GENERAL VAN POFFENBURGH. It is tropically observed by honest old Socrates, that heaven infuses into some men at their birth a portion of intellectual gold, into others of intellectual silver, while others are intellectually furnished with iron and brass. Of the last class was General Van Poffenburgh; and it would seem as if dame Nature, who will sometimes be partial, had given him brass enough for a dozen ordinary braziers. All this he had contrived to pass off upon William the Testy for genuine gold; and the little governor would sit for hours and listen to his gunpowder stories of exploits, which left those of Tirante the White, Don Belianis of Greece, or St. George and the Dragon quite in the background. Having been promoted by William Kieft to the command of his whole disposable forces; he gave importance to his station by the grandiloquence of his bulletins, always styling himself Commander-in-chief of the Armies of the New Netherlands, though in sober truth, these armies were nothing more than a handful of henstealing, bottle-bruising ragamuffins.
In person he was not very tall, but exceedingly round; neither did his bulk proceed from his being fat, but windy, being blown up by a prodigious conviction of his own importance, until he resembled one of those bags of wind given by Æolus, in an incredible fit of generosity, to that vagabond warrior Ulysses.
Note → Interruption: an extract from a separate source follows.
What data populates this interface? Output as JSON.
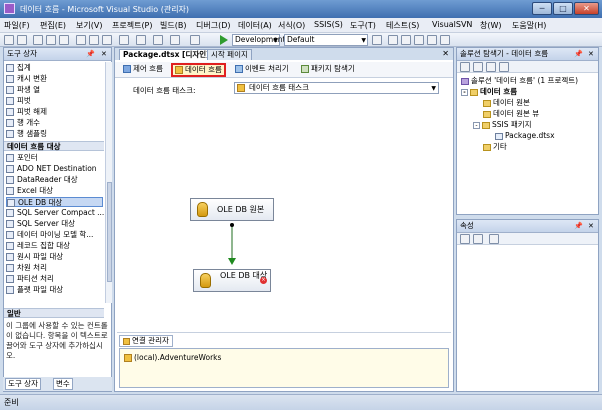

His windy endowments had long excited the admi. ration of Antony Van Corlear, who is said to have hinted more than once to William the Testy, that in making Van Poffenburgh a general he had spoiled an admirable trumpeter.
As it is the practice in ancient story to give the reader a description of the arms and equipments of every noted warrior, I will bestow a word upon the dress of this redoubtable commander. It comported with his character, being so crossed and slashed, and embroidered with lace and tinsel, that he'seemed to have as much brass without as nature had stored away within. He was swathed, too, in a crimson sash, of the size and texture of a fishing-net,- doubtless to keep his swelling heart from bursting through his ribs. His face glowed with furnace-heat from between a huge pair of well-powdered whiskers, and his valorous soul seemed ready to bounce out of a pair of large, glassy, blinking eyes, projecting like those of a lobster.
I swear to thee, worthy reader, if history and tradition belie not this warrior, I would give all the money in my pocket to have seen him accoutred cap-à-pie,-booted to the middle, sashed to the chin, collared to the ears, whiskered to the teeth, crowned with an overshadow